Items from an interface collection

****

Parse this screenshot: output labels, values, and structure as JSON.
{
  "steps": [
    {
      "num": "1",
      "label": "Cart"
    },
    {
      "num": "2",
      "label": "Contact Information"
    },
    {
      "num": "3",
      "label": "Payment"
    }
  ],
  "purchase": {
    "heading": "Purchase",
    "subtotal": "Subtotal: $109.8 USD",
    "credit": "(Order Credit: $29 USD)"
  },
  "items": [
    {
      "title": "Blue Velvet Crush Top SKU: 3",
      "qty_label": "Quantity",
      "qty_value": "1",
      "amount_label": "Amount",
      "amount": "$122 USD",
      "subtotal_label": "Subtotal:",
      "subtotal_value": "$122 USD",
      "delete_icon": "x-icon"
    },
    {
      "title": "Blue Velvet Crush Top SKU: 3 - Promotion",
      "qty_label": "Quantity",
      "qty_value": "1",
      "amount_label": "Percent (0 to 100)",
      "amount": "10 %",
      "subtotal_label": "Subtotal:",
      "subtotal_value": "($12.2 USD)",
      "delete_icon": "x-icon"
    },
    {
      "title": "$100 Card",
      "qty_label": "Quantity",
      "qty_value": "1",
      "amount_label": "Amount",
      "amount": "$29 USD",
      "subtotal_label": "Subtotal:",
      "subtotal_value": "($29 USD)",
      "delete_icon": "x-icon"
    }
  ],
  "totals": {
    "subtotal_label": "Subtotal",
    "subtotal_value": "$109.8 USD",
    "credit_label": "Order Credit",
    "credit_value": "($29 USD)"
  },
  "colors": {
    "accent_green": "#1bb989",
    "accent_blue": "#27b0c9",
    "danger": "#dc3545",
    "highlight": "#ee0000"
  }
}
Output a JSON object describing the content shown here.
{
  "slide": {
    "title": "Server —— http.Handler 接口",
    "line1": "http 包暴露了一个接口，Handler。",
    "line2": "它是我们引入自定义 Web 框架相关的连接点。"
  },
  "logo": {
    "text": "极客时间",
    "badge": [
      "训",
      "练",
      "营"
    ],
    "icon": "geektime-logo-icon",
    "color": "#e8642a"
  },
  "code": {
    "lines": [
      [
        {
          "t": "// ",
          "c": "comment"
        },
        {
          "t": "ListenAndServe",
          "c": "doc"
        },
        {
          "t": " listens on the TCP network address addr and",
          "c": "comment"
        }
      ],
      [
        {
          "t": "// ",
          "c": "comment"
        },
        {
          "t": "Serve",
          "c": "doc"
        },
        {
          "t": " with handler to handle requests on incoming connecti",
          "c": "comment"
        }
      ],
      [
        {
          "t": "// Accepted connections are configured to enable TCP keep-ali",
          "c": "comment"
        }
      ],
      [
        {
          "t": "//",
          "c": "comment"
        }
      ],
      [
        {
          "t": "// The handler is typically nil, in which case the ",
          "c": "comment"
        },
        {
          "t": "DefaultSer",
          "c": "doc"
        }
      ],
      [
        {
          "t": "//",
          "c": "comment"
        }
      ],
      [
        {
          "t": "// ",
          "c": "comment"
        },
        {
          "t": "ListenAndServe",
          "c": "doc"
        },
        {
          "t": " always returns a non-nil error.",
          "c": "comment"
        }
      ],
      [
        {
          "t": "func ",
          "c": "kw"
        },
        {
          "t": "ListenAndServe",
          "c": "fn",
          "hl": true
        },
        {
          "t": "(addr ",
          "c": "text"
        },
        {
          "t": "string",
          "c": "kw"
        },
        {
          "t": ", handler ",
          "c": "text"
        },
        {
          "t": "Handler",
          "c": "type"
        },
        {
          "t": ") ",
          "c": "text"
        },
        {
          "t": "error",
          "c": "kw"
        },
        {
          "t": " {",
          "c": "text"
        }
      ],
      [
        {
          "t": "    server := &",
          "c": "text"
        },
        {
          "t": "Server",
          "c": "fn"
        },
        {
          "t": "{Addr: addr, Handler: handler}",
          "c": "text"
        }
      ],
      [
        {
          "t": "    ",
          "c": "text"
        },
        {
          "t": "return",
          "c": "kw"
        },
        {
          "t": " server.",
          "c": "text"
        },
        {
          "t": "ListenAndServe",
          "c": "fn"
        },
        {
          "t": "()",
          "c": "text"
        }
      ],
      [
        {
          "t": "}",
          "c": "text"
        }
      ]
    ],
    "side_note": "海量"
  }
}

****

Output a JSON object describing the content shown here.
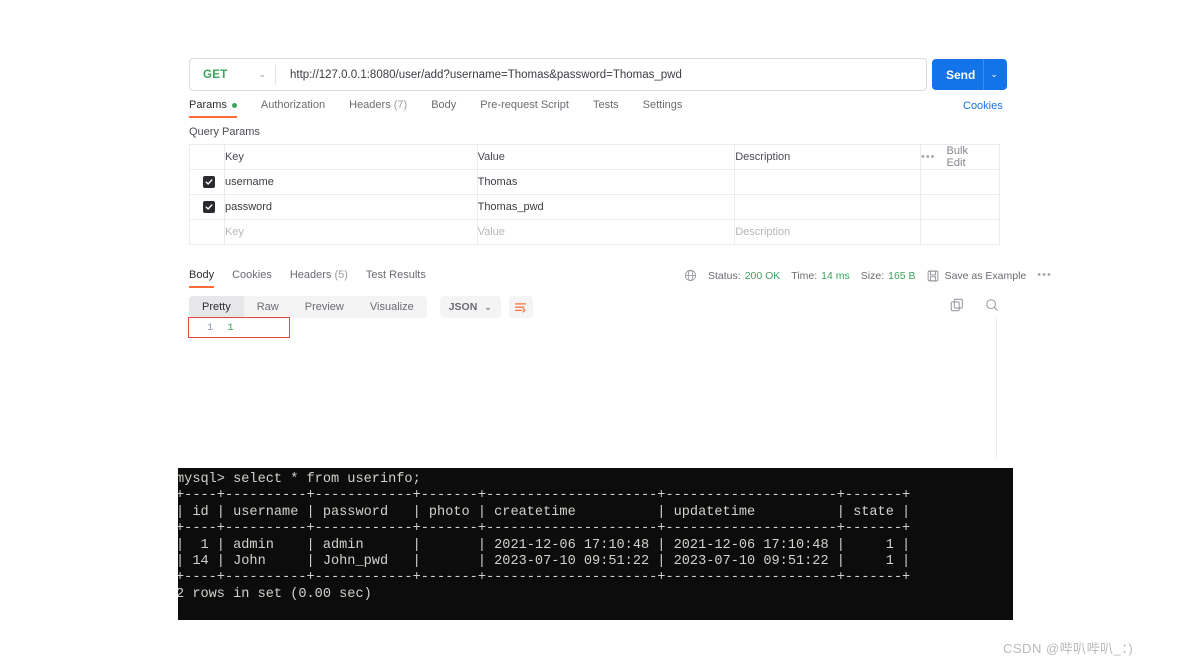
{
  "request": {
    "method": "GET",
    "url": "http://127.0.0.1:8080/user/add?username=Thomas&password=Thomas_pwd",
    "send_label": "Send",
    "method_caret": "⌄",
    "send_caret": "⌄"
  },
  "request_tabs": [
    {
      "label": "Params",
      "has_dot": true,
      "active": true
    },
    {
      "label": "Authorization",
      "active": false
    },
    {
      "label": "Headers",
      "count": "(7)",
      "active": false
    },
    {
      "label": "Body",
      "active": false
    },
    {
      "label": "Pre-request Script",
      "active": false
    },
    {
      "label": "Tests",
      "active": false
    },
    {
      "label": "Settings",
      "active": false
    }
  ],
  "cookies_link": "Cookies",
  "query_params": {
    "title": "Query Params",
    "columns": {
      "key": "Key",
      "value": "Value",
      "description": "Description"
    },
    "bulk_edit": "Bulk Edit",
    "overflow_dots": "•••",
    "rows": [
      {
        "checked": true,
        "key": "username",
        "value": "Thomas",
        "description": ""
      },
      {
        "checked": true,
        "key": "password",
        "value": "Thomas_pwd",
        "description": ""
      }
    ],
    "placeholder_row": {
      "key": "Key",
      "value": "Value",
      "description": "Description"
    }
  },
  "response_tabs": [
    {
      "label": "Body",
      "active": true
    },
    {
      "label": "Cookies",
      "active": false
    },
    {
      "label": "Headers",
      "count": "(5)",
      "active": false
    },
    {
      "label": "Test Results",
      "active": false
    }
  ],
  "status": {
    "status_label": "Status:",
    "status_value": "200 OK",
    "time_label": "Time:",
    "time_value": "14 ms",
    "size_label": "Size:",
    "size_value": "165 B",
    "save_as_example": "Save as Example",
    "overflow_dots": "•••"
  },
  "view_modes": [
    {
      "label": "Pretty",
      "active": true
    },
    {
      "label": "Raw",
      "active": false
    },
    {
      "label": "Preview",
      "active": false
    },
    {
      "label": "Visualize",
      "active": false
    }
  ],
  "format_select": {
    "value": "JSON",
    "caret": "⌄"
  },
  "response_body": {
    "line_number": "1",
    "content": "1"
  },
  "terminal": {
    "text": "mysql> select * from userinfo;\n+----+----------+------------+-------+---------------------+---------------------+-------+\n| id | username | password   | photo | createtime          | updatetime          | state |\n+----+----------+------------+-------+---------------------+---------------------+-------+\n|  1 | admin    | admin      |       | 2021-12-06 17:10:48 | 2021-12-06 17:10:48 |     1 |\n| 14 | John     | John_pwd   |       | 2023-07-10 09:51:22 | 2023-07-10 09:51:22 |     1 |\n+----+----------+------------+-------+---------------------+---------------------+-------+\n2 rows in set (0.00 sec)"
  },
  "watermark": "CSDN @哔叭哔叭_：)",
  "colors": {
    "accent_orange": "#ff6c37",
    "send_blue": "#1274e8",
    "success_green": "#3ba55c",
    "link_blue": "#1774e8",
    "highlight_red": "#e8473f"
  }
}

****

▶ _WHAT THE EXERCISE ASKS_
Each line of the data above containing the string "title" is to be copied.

▶ _RESPONSE TO THE EXERCISE_
      "title": "Blue Velvet Crush Top SKU: 3",
      "title": "Blue Velvet Crush Top SKU: 3 - Promotion",
      "title": "$100 Card",
    "title": "Server —— http.Handler 接口",
    "title": "Query Params",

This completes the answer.